• _YOUR ASSIGNMENT_:
Go over the lines below, and when one contains the word "preview", copy it.

++++++++++++++++++++

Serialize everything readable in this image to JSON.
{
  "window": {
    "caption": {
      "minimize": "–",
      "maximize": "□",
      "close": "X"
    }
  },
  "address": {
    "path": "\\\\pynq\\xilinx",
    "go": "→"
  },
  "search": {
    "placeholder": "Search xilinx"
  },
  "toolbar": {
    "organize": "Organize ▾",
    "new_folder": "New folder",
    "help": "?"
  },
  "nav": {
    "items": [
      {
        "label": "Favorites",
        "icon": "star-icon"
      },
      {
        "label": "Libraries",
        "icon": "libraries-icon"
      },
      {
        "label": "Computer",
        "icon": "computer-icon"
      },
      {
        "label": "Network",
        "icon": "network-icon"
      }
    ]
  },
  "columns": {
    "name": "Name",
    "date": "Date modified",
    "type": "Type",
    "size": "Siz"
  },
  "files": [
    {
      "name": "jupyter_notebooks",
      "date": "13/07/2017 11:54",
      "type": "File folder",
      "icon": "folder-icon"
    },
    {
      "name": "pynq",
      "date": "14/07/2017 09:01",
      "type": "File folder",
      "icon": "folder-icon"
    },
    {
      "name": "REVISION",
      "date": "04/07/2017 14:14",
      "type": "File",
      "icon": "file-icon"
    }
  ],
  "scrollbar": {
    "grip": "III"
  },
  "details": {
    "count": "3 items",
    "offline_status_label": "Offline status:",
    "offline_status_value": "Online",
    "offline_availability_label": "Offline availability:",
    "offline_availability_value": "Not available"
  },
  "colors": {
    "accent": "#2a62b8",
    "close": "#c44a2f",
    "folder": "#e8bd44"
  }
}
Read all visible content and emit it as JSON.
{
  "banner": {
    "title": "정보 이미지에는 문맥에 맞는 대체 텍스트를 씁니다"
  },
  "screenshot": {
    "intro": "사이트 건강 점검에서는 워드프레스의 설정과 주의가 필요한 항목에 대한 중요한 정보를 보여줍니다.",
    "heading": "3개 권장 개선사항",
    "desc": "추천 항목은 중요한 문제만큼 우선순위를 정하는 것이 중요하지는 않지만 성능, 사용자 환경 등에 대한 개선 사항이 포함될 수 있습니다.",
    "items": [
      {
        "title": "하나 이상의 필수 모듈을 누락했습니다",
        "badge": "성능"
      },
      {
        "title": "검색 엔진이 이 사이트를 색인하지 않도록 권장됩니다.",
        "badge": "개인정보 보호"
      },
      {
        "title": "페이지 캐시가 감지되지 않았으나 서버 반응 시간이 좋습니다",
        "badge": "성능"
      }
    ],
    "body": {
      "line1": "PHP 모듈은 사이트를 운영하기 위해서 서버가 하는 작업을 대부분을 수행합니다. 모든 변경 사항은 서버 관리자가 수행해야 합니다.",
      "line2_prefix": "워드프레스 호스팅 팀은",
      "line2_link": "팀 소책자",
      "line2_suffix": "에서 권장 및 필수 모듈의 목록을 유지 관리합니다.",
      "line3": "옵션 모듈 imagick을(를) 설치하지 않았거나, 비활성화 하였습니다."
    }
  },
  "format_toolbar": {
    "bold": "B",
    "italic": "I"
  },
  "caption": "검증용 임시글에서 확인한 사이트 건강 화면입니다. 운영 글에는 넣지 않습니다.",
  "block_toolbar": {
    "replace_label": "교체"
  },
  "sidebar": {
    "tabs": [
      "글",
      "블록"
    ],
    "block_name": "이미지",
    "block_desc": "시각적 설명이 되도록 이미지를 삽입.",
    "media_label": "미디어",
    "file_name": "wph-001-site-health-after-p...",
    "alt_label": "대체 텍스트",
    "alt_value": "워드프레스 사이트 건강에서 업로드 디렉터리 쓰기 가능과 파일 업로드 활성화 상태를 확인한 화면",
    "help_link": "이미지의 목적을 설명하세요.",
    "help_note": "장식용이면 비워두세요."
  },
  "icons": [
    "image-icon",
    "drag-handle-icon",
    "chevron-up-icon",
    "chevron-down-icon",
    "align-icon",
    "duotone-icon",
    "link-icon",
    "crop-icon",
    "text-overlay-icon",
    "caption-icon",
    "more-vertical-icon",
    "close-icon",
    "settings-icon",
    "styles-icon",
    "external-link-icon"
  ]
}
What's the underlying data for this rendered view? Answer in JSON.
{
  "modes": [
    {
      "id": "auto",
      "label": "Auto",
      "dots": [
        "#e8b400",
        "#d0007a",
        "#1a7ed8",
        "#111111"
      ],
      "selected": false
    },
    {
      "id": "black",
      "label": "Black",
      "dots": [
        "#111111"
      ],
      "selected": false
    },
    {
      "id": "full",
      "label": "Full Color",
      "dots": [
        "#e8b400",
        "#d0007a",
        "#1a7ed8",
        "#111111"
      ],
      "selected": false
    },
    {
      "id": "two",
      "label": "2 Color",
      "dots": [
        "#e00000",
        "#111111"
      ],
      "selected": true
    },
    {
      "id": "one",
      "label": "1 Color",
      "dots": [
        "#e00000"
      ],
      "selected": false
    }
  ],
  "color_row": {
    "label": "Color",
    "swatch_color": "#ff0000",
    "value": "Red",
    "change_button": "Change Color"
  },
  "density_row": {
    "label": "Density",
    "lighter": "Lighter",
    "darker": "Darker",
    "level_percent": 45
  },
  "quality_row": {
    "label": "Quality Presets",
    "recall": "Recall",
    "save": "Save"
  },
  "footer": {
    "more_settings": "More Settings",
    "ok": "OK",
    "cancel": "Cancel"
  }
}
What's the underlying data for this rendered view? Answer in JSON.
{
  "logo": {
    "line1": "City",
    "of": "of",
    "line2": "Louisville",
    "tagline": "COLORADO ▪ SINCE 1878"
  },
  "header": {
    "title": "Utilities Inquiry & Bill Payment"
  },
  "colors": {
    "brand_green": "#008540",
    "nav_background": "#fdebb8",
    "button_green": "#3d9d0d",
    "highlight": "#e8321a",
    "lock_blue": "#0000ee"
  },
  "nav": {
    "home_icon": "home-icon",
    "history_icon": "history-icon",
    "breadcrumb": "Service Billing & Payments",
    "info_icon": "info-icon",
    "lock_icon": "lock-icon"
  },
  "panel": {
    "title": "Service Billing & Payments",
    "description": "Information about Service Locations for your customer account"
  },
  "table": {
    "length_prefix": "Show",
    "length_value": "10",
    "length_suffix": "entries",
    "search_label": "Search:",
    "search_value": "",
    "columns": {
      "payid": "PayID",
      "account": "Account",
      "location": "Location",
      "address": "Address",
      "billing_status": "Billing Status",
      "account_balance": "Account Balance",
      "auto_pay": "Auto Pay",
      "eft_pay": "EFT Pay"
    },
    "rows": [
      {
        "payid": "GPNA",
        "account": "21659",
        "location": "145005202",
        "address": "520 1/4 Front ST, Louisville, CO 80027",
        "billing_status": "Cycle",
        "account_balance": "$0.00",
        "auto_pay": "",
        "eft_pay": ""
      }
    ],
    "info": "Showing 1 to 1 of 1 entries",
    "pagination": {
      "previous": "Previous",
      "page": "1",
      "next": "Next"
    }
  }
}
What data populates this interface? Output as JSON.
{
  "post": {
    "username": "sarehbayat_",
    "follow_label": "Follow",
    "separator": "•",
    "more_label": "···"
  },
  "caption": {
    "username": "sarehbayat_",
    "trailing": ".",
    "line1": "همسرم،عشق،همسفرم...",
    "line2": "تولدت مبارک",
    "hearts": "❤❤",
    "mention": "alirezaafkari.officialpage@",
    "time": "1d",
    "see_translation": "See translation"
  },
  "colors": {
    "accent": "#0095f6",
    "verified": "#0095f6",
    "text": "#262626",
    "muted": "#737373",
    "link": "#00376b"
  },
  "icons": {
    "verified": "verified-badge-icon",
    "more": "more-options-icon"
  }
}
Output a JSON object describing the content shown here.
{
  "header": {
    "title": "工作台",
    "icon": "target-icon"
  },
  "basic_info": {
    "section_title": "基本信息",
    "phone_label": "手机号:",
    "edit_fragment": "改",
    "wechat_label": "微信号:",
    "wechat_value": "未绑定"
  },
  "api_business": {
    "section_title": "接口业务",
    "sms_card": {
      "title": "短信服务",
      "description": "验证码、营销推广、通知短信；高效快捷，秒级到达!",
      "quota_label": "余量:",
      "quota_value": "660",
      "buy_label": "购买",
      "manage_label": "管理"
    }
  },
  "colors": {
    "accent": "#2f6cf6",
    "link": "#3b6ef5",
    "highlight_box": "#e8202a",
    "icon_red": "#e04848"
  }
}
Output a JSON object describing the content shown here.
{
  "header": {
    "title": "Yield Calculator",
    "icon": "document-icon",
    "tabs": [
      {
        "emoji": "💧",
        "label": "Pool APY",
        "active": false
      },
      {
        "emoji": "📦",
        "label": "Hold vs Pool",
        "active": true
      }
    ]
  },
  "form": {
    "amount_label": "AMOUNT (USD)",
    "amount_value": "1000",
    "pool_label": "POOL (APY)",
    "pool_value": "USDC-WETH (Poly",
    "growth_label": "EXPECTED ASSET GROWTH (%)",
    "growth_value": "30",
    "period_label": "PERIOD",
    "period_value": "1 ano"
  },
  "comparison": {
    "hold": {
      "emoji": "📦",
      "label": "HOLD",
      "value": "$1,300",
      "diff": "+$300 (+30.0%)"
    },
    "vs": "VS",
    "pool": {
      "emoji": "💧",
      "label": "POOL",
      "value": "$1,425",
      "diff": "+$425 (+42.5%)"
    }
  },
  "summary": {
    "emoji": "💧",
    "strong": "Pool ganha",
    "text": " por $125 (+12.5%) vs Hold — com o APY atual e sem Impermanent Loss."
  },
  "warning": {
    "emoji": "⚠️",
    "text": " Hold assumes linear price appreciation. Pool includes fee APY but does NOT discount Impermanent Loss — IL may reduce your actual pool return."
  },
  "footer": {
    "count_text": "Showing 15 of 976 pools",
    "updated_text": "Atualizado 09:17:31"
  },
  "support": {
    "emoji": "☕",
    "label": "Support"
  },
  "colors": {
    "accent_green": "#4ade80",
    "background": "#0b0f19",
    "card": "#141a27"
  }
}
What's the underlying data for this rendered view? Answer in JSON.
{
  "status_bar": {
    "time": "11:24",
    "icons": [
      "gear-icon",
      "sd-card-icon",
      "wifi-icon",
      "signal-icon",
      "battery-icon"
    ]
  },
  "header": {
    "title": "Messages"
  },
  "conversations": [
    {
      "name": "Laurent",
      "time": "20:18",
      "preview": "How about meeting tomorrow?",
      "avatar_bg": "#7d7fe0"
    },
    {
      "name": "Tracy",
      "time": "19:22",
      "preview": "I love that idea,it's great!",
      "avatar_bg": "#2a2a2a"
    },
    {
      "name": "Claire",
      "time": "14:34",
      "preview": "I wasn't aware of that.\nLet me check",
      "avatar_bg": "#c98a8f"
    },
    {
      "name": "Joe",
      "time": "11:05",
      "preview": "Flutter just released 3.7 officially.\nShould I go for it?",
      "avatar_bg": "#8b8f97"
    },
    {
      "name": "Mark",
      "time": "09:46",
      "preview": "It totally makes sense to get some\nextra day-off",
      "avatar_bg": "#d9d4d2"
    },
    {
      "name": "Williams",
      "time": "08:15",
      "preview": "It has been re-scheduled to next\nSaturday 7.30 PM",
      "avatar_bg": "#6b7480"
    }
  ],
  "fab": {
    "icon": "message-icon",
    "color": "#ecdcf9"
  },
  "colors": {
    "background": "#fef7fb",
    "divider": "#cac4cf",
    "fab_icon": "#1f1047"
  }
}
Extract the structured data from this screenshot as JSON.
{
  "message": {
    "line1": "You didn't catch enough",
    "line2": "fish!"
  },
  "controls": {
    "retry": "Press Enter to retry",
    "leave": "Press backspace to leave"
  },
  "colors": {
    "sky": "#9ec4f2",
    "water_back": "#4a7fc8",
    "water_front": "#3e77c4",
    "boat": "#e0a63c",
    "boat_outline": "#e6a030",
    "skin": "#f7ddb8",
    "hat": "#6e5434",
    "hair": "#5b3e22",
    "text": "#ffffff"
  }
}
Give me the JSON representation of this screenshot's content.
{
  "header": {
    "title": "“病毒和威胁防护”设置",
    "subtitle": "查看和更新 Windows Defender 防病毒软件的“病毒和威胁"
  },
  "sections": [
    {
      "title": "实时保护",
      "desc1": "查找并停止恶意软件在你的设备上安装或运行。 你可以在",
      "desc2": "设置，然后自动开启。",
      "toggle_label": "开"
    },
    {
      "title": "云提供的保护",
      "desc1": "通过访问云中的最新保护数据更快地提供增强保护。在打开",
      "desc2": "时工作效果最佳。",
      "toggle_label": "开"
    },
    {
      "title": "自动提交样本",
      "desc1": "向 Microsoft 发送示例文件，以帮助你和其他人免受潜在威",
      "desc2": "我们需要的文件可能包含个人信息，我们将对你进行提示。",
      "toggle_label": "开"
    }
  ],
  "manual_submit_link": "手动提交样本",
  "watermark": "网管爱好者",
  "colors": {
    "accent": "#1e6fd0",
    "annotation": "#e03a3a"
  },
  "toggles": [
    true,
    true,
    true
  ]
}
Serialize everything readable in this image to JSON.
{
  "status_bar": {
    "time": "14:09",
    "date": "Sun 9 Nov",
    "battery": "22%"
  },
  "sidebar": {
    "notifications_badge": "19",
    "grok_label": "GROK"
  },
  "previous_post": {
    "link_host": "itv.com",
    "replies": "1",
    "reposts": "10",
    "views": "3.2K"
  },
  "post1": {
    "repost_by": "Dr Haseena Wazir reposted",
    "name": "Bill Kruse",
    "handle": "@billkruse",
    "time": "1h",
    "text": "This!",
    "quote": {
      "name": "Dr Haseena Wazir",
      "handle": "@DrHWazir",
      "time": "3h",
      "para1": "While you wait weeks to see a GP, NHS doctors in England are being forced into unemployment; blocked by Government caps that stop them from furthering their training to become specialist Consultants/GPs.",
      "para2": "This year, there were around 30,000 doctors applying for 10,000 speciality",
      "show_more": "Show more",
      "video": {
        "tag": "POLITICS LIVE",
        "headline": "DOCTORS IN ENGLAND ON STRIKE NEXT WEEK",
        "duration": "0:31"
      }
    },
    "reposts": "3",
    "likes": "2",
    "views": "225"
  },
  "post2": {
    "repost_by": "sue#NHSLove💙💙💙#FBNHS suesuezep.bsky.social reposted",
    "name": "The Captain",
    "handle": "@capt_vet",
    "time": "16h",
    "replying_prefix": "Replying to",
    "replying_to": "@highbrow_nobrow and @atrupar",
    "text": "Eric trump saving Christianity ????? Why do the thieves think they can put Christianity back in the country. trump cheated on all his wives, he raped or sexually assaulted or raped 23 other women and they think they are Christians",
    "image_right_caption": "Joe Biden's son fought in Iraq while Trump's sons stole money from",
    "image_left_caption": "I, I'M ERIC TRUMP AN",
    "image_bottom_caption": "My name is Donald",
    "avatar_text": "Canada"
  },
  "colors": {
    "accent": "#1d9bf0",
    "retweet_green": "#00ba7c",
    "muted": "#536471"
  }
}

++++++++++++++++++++

• _ANSWER BOX_:
      "preview": "How about meeting tomorrow?",
      "preview": "I love that idea,it's great!",
      "preview": "I wasn't aware of that.\nLet me check",
      "preview": "Flutter just released 3.7 officially.\nShould I go for it?",
      "preview": "It totally makes sense to get some\nextra day-off",
      "preview": "It has been re-scheduled to next\nSaturday 7.30 PM",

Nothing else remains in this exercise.